– Evenings and weekends are typically the busiest times for restaurants, so look for earlier seatings to avoid a big crowd – and potential big waits.
– Do some due diligence and preview a restaurant on their website and social media pages. Think about seating, such as dining on a patio, and look over menu options. Don’t limit yourself to fast food or fast casual restaurants, but pick one that fits your family.
– Know your children’s tolerance levels. Will they get antsy with a long wait? Will they be bored with the food offerings? Do you need someplace that you can pack up and leave quickly if need be?
– Have a quick briefing before going in the restaurant about table manners.
– Consider a light snack for small children while you are waiting on your food to arrive.

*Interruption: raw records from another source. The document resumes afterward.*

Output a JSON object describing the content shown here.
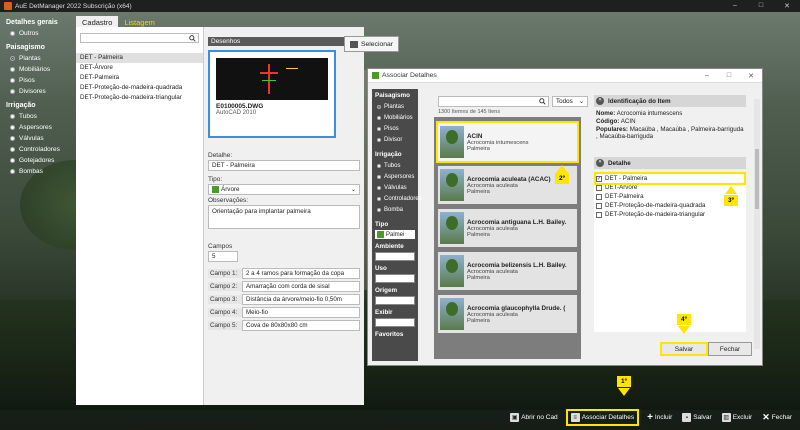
{
  "window": {
    "title": "AuE DetManager 2022 Subscrição (x64)"
  },
  "sidebar": {
    "groups": [
      {
        "title": "Detalhes gerais",
        "items": [
          "Outros"
        ]
      },
      {
        "title": "Paisagismo",
        "items": [
          "Plantas",
          "Mobiliários",
          "Pisos",
          "Divisores"
        ]
      },
      {
        "title": "Irrigação",
        "items": [
          "Tubos",
          "Aspersores",
          "Válvulas",
          "Controladores",
          "Gotejadores",
          "Bombas"
        ]
      }
    ]
  },
  "tabs": [
    "Cadastro",
    "Listagem"
  ],
  "list": [
    "DET - Palmeira",
    "DET-Árvore",
    "DET-Palmeira",
    "DET-Proteção-de-madeira-quadrada",
    "DET-Proteção-de-madeira-triangular"
  ],
  "details": {
    "drawings_label": "Desenhos",
    "select_button": "Selecionar",
    "file_name": "E0100005.DWG",
    "file_sub": "AutoCAD 2010",
    "detail_label": "Detalhe:",
    "detail_value": "DET - Palmeira",
    "type_label": "Tipo:",
    "type_value": "Árvore",
    "notes_label": "Observações:",
    "notes_value": "Orientação para implantar palmeira",
    "fields_label": "Campos",
    "fields_count": "5",
    "fields": [
      {
        "label": "Campo 1:",
        "value": "2 a 4 ramos para formação da copa"
      },
      {
        "label": "Campo 2:",
        "value": "Amarração com corda de sisal"
      },
      {
        "label": "Campo 3:",
        "value": "Distância da árvore/meio-fio 0,50m"
      },
      {
        "label": "Campo 4:",
        "value": "Meio-fio"
      },
      {
        "label": "Campo 5:",
        "value": "Cova de 80x80x80 cm"
      }
    ]
  },
  "dialog": {
    "title": "Associar Detalhes",
    "side": {
      "paisagismo": "Paisagismo",
      "paisagismo_items": [
        "Plantas",
        "Mobiliários",
        "Pisos",
        "Divisor"
      ],
      "irrigacao": "Irrigação",
      "irrigacao_items": [
        "Tubos",
        "Aspersores",
        "Válvulas",
        "Controladores",
        "Bomba"
      ],
      "tipo": "Tipo",
      "tipo_value": "Palmei",
      "filters": [
        "Ambiente",
        "Uso",
        "Origem",
        "Exibir",
        "Favoritos"
      ]
    },
    "filter_value": "Todos",
    "count": "1300 Itemns de 145 Itens",
    "items": [
      {
        "name": "ACIN",
        "sci": "Acrocomia intumescens",
        "type": "Palmeira"
      },
      {
        "name": "Acrocomia aculeata (ACAC)",
        "sci": "Acrocomia aculeata",
        "type": "Palmeira"
      },
      {
        "name": "Acrocomia antiguana L.H. Bailey.",
        "sci": "Acrocomia aculeata",
        "type": "Palmeira"
      },
      {
        "name": "Acrocomia belizensis L.H. Bailey.",
        "sci": "Acrocomia aculeata",
        "type": "Palmeira"
      },
      {
        "name": "Acrocomia glaucophylla Drude. (",
        "sci": "Acrocomia aculeata",
        "type": "Palmeira"
      }
    ],
    "id_section": "Identificação do Item",
    "info_name_label": "Nome:",
    "info_name": "Acrocomia intumescens",
    "info_code_label": "Código:",
    "info_code": "ACIN",
    "info_pop_label": "Populares:",
    "info_pop": "Macaúba , Macaúba , Palmeira-barriguda , Macaúba-barriguda",
    "detail_section": "Detalhe",
    "checks": [
      {
        "label": "DET - Palmeira",
        "checked": true
      },
      {
        "label": "DET-Árvore",
        "checked": false
      },
      {
        "label": "DET-Palmeira",
        "checked": false
      },
      {
        "label": "DET-Proteção-de-madeira-quadrada",
        "checked": false
      },
      {
        "label": "DET-Proteção-de-madeira-triangular",
        "checked": false
      }
    ],
    "save": "Salvar",
    "close": "Fechar"
  },
  "steps": [
    "1º",
    "2º",
    "3º",
    "4º"
  ],
  "toolbar": [
    "Abrir no Cad",
    "Associar Detalhes",
    "Incluir",
    "Salvar",
    "Excluir",
    "Fechar"
  ],
  "colors": {
    "highlight": "#ffe600",
    "accent": "#3b8ee0"
  }
}
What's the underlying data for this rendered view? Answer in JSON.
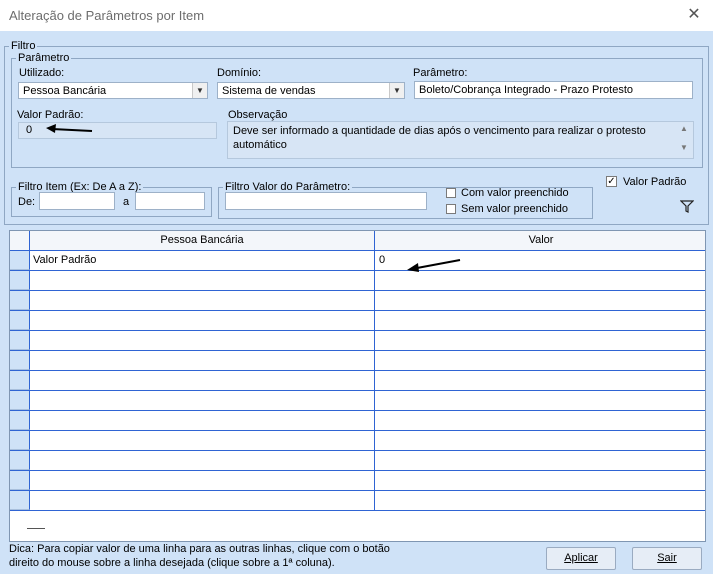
{
  "window": {
    "title": "Alteração de Parâmetros por Item",
    "close_icon": "close-icon"
  },
  "filtro": {
    "legend": "Filtro",
    "parametro": {
      "legend": "Parâmetro",
      "utilizado_label": "Utilizado:",
      "utilizado_value": "Pessoa Bancária",
      "dominio_label": "Domínio:",
      "dominio_value": "Sistema de vendas",
      "parametro_label": "Parâmetro:",
      "parametro_value": "Boleto/Cobrança Integrado - Prazo Protesto",
      "valor_padrao_label": "Valor Padrão:",
      "valor_padrao_value": "0",
      "observacao_label": "Observação",
      "observacao_text": "Deve ser informado a quantidade de dias após o vencimento para realizar o protesto automático"
    },
    "filtro_item": {
      "legend": "Filtro Item (Ex: De A a Z):",
      "de_label": "De:",
      "a_label": "a",
      "de_value": "",
      "a_value": ""
    },
    "filtro_valor": {
      "legend": "Filtro Valor do Parâmetro:",
      "value": "",
      "com_valor": "Com valor preenchido",
      "sem_valor": "Sem valor preenchido"
    },
    "valor_padrao_check": {
      "label": "Valor Padrão",
      "checked": true
    },
    "filter_icon": "funnel-icon"
  },
  "grid": {
    "columns": [
      "Pessoa Bancária",
      "Valor"
    ],
    "rows": [
      {
        "item": "Valor Padrão",
        "valor": "0"
      }
    ]
  },
  "footer": {
    "hint_line1": "Dica: Para copiar valor de uma linha para as outras linhas, clique com o botão",
    "hint_line2": "direito do mouse sobre a linha desejada (clique sobre a 1ª coluna).",
    "aplicar": "Aplicar",
    "sair": "Sair"
  }
}
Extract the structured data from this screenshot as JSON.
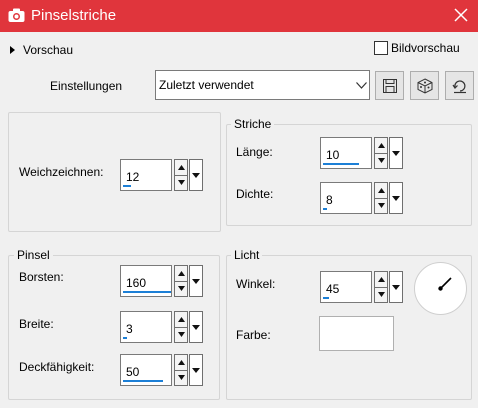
{
  "window": {
    "title": "Pinselstriche",
    "app_icon": "camera-icon",
    "close_icon": "close-icon",
    "title_bar_color": "#e0353c"
  },
  "preview": {
    "label": "Vorschau"
  },
  "bild_preview": {
    "label": "Bildvorschau",
    "checked": false
  },
  "presets": {
    "label": "Einstellungen",
    "selected": "Zuletzt verwendet",
    "buttons": [
      "save-icon",
      "random-dice-icon",
      "reset-icon"
    ]
  },
  "weichzeichnen": {
    "label": "Weichzeichnen:",
    "value": "12"
  },
  "striche": {
    "title": "Striche",
    "laenge": {
      "label": "Länge:",
      "value": "10"
    },
    "dichte": {
      "label": "Dichte:",
      "value": "8"
    }
  },
  "pinsel": {
    "title": "Pinsel",
    "borsten": {
      "label": "Borsten:",
      "value": "160"
    },
    "breite": {
      "label": "Breite:",
      "value": "3"
    },
    "deckfaehigkeit": {
      "label": "Deckfähigkeit:",
      "value": "50"
    }
  },
  "licht": {
    "title": "Licht",
    "winkel": {
      "label": "Winkel:",
      "value": "45"
    },
    "farbe": {
      "label": "Farbe:",
      "color": "#ffffff"
    },
    "dial_icon": "angle-dial-icon"
  },
  "accent_color": "#1c7fd6"
}
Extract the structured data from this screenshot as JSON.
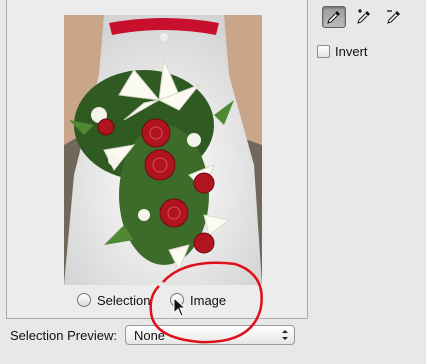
{
  "image_mode": {
    "selection_label": "Selection",
    "image_label": "Image",
    "selected": "Image"
  },
  "tools": [
    {
      "name": "eyedropper",
      "active": true
    },
    {
      "name": "eyedropper-plus",
      "active": false
    },
    {
      "name": "eyedropper-minus",
      "active": false
    }
  ],
  "invert": {
    "label": "Invert",
    "checked": false
  },
  "selection_preview": {
    "label": "Selection Preview:",
    "value": "None"
  },
  "colors": {
    "annotation": "#e0101a",
    "accent": "#c8102e"
  }
}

– If you allow children to use cellphones or other hand-held devices to play video games at the restaurant, be sure the sound is on mute.
– Think outside the chicken nugget box; if a children’s menu only has the typical high fat, high calorie offerings, look for dishes on the main menu and see if the restaurant will do a smaller portion or consider sharing the offering with your child.
– Along the same lines, expose your child to different flavors and offerings, even if its just sharing an appetizer with the whole table. Chinese dim sum and Spanish tapas are great for sharing, but many restaurants now offer small plates on main menus.
– If your children make a mess beyond that of an ordinary diner at a restaurant, do the waitstaff a favor and help clean up around their seat yourself. If you’ve asked the waitstaff for any special assistance during the meal, tip accordingly.
– Everyone loves a little treat; reward good behavior at the end by having the table share a dessert, or order a smoothie or something special.
Patrick Evans-Hylton, a Johnson & Wales University trained chef, is a Norfolk, Va.-based food journalist, historian and educator. His work has appeared in print, television, radio and social media since 1995. Evans-Hylton calls his cookbook, Dishing Up Virginia, his love letter to the state’s foods and foodways. He blogs at PatrickEvansHylton.com.